There are some things in life that you prefer to be clingy, and some you don’t. Plastic wrap = yes; children and romantic partners = no.
You might think that a word like “clingy” is modern, and that clinginess is a contemporary trait born of a kind of socio-pathology we associate with the overly coddled. But it’s not quite — the word clingy dates back to 1710, where it meant to grip on to things (from the Old English clingan, to hold fast, or adhere), though the use of it to describe people is pretty new — from 1969. Apparently people could let go more easily before the hippies came along.

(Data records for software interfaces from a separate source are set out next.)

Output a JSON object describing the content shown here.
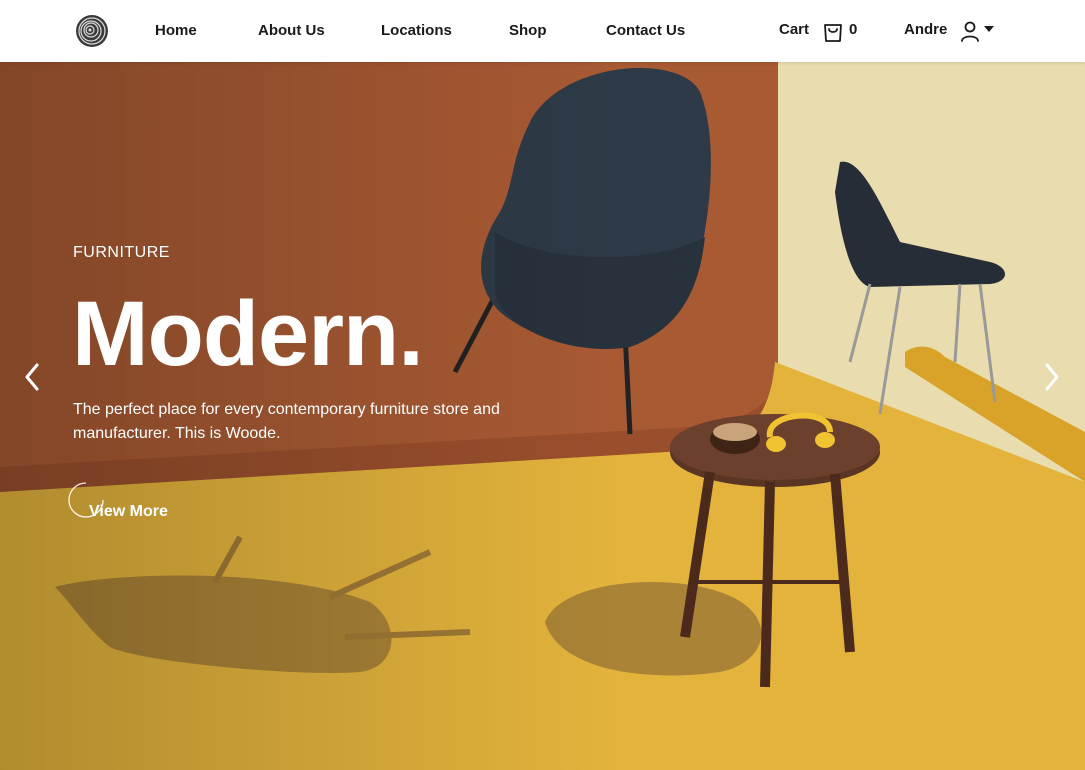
{
  "nav": {
    "logo_icon": "wood-ring-logo-icon",
    "links": [
      "Home",
      "About Us",
      "Locations",
      "Shop",
      "Contact Us"
    ],
    "cart_label": "Cart",
    "cart_icon": "shopping-bag-icon",
    "cart_count": "0",
    "user_name": "Andre",
    "user_icon": "user-icon",
    "dropdown_icon": "caret-down-icon"
  },
  "hero": {
    "eyebrow": "FURNITURE",
    "headline": "Modern.",
    "description": "The perfect place for every contemporary furniture store and manufacturer. This is Woode.",
    "cta_label": "View More",
    "prev_icon": "chevron-left-icon",
    "next_icon": "chevron-right-icon"
  },
  "colors": {
    "floor": "#e3b33c",
    "wall_terracotta": "#a85a33",
    "wall_cream": "#e9dcae",
    "chair_dark": "#2e3a47",
    "table_wood": "#5a3524"
  }
}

Cling film, known by various trade names involving the word “wrap,” has been adopted by the food service industry because of four essential qualities: it can stick to itself and smooth surfaces (the “cling”); is impermeable (won’t leak); is lightweight, and transparent.
|Do not wrap your babies in plastic|

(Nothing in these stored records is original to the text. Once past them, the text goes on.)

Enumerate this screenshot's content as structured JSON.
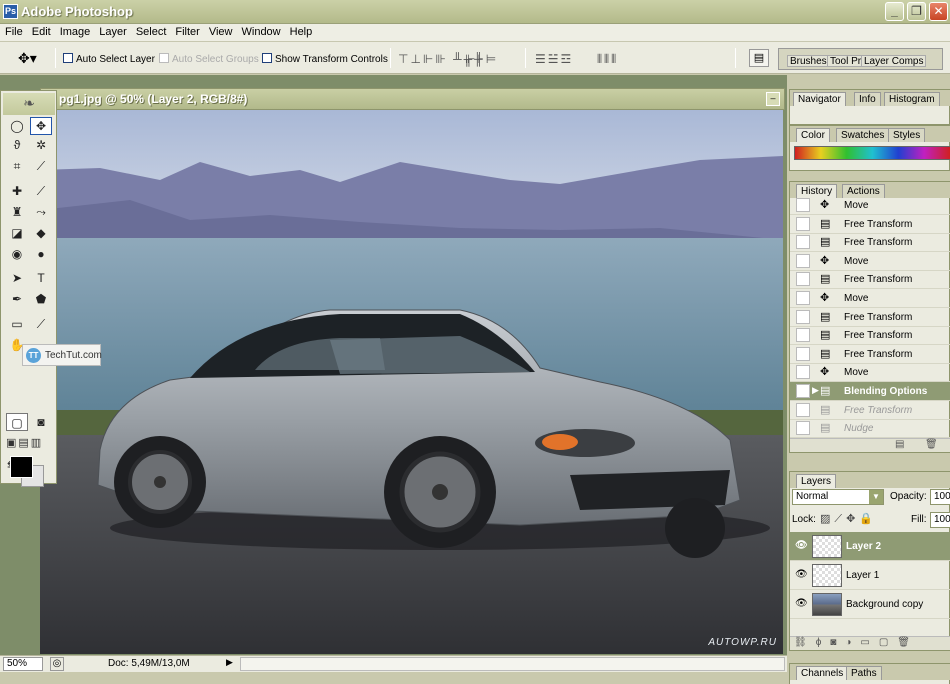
{
  "window": {
    "title": "Adobe Photoshop",
    "app_icon": "Ps",
    "minimize": "_",
    "maximize": "❐",
    "close": "✕"
  },
  "menu": [
    "File",
    "Edit",
    "Image",
    "Layer",
    "Select",
    "Filter",
    "View",
    "Window",
    "Help"
  ],
  "options": {
    "tool_icon": "move-tool-icon",
    "auto_select_layer": "Auto Select Layer",
    "auto_select_groups": "Auto Select Groups",
    "show_transform_controls": "Show Transform Controls"
  },
  "palette_well": {
    "tabs": [
      "Brushes",
      "Tool Pr",
      "Layer Comps"
    ]
  },
  "document": {
    "title": "pg1.jpg @ 50% (Layer 2, RGB/8#)",
    "watermark": "AUTOWP.RU"
  },
  "status": {
    "zoom": "50%",
    "doc": "Doc: 5,49M/13,0M"
  },
  "techtut": {
    "label": "TechTut.com",
    "icon": "TT"
  },
  "navigator": {
    "tabs": [
      "Navigator",
      "Info",
      "Histogram"
    ]
  },
  "color_palette": {
    "tabs": [
      "Color",
      "Swatches",
      "Styles"
    ]
  },
  "history": {
    "tabs": [
      "History",
      "Actions"
    ],
    "items": [
      {
        "icon": "move",
        "label": "Move",
        "state": "normal"
      },
      {
        "icon": "doc",
        "label": "Free Transform",
        "state": "normal"
      },
      {
        "icon": "doc",
        "label": "Free Transform",
        "state": "normal"
      },
      {
        "icon": "move",
        "label": "Move",
        "state": "normal"
      },
      {
        "icon": "doc",
        "label": "Free Transform",
        "state": "normal"
      },
      {
        "icon": "move",
        "label": "Move",
        "state": "normal"
      },
      {
        "icon": "doc",
        "label": "Free Transform",
        "state": "normal"
      },
      {
        "icon": "doc",
        "label": "Free Transform",
        "state": "normal"
      },
      {
        "icon": "doc",
        "label": "Free Transform",
        "state": "normal"
      },
      {
        "icon": "move",
        "label": "Move",
        "state": "normal"
      },
      {
        "icon": "doc",
        "label": "Blending Options",
        "state": "active"
      },
      {
        "icon": "doc",
        "label": "Free Transform",
        "state": "undone"
      },
      {
        "icon": "doc",
        "label": "Nudge",
        "state": "undone"
      }
    ]
  },
  "layers": {
    "title": "Layers",
    "blend_mode": "Normal",
    "opacity_label": "Opacity:",
    "opacity_value": "100",
    "lock_label": "Lock:",
    "fill_label": "Fill:",
    "fill_value": "100",
    "items": [
      {
        "name": "Layer 2",
        "thumb": "transparent",
        "active": true
      },
      {
        "name": "Layer 1",
        "thumb": "transparent",
        "active": false
      },
      {
        "name": "Background copy",
        "thumb": "image",
        "active": false
      }
    ]
  },
  "channels": {
    "tabs": [
      "Channels",
      "Paths"
    ]
  },
  "colors": {
    "titlebar": "#b3ba8a",
    "accent": "#8f9b74",
    "fg": "#000000",
    "bg": "#e4e4e4"
  }
}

Sadly though, the PVC most good-quality wraps are made from is pretty toxic, and leaches plasticizers into your food, especially fatty food it touches, such as meat and cheese. The lower-quality, less clingy wraps you find today compromise by transferring less chemicals into your food but are less clingy, and therefore prone to leaks.
Sometimes plastic wrap isn’t used to preserve food at all, but as a binder, where great gobs of it are wrapped around things in lieu of rope. Whole sets of luggage, for example, originating from tropical places wherein scary insects might be hiding, used to be routinely cocooned in plastic wrap. (I once saw a very large and foul-smelling puddle of aged blood collecting underneath a set of such baggage that had either been abandoned or was waiting for its owner to claim at Heathrow airport. Clearly the suitcases held a carcass of some kind.)
As the delightful ad above also hints, plastic wrap can be used to envelop a living person for kinky pursuits, as this gentleman obviously knows.